The strategy includes plans to help create more “digitally aware” citizens, who can use their new-found skills to browse the county’s digitally-accessible cultural collections – and to expand their digital skills in everyday life.
The county’s archives and collections will also be used to create a “shared Lancashire memory” for generations to come.
“We want to encourage more individuals and communities to find out more about themselves, to fulfil their aspirations and celebrate their achievements,” the document declares.
County Cllr Peter Buckley, cabinet member for cultural services, paid tribute to the “diverse and experienced workforce” which had helped to put the plan together.
“This [strategy] will be something which we can distribute when promoting our services or bidding for funds,” he said.
A recent report for the Lancashire Enterprise Partnership revealed that the county receives over 80 percent less in funding from Arts Council England than some other parts of the North West – just £7 per per head of population compared to £38 per head in Manchester.

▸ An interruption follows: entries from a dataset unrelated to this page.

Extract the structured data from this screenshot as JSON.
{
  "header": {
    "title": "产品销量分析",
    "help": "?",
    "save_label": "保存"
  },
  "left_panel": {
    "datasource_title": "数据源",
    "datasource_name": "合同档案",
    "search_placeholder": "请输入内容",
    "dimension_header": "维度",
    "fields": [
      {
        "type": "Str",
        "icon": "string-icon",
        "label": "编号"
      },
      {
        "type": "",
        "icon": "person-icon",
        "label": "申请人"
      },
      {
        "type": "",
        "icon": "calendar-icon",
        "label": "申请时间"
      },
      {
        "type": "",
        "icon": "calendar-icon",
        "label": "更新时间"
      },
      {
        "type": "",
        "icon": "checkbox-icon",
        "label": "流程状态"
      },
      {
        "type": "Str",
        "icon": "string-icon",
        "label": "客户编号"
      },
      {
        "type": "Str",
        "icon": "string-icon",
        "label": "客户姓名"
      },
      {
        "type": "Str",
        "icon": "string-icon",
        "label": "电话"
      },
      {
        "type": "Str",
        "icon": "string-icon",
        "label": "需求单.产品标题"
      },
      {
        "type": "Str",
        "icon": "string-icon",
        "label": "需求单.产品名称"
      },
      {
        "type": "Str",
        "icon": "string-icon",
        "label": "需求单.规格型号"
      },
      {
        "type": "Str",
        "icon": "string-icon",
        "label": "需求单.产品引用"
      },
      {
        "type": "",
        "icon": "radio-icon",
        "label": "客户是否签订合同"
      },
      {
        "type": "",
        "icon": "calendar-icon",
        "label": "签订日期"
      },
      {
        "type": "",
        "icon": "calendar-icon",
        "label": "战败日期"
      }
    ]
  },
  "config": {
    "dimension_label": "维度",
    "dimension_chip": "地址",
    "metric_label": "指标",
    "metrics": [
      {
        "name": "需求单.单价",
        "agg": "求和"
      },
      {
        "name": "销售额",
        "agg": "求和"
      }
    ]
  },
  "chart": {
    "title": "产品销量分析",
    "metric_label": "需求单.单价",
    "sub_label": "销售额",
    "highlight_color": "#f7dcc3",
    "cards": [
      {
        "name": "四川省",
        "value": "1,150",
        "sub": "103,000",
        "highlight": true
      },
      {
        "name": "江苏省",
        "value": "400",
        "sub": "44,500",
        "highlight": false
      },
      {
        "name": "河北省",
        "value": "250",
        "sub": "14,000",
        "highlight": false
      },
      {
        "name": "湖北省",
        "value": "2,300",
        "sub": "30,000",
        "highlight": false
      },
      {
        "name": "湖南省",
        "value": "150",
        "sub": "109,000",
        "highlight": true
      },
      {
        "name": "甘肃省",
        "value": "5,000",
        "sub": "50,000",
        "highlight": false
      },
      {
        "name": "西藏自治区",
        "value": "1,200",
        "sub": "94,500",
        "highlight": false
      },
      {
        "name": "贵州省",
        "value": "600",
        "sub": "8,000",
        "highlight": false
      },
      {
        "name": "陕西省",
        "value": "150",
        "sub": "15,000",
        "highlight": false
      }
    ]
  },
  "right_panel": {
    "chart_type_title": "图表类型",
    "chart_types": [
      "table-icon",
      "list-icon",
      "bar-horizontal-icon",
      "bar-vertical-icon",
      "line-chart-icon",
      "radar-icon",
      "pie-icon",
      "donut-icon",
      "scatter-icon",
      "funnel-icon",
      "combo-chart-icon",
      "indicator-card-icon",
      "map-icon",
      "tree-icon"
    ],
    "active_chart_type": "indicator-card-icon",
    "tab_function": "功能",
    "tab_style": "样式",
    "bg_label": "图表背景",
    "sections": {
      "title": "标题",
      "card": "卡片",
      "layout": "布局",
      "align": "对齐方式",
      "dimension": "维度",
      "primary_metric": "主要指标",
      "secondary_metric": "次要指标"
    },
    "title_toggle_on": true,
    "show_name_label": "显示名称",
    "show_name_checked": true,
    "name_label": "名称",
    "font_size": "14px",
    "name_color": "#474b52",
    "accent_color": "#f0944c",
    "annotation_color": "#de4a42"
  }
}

That report concluded that Lancashire needs to sell its “cultural story” to a wider audience and cabinet members heard that the county council intends to work on more joint projects with national organisations in an attempt to increase cultural tourism.
Increased collaboration with local cultural bodies and the development of volunteering opportunities for residents are also part of the long-term plan.
In July, Lancashire County Council announced that it was pumping just over £1m into its museums service – £866,000 of which was to fund Queen Street Mill in Burnley and Helmshore Textile Mill in Rossendale.
The Conservative-run authority reopened the sites last year, after they were closed as part of a savings measure by the previous Labour administration in 2016. But delays in discussions about handing them over to the National Trust meant more council money had to be earmarked for them – on top of the £714,000 which was allocated when they first reopened their doors.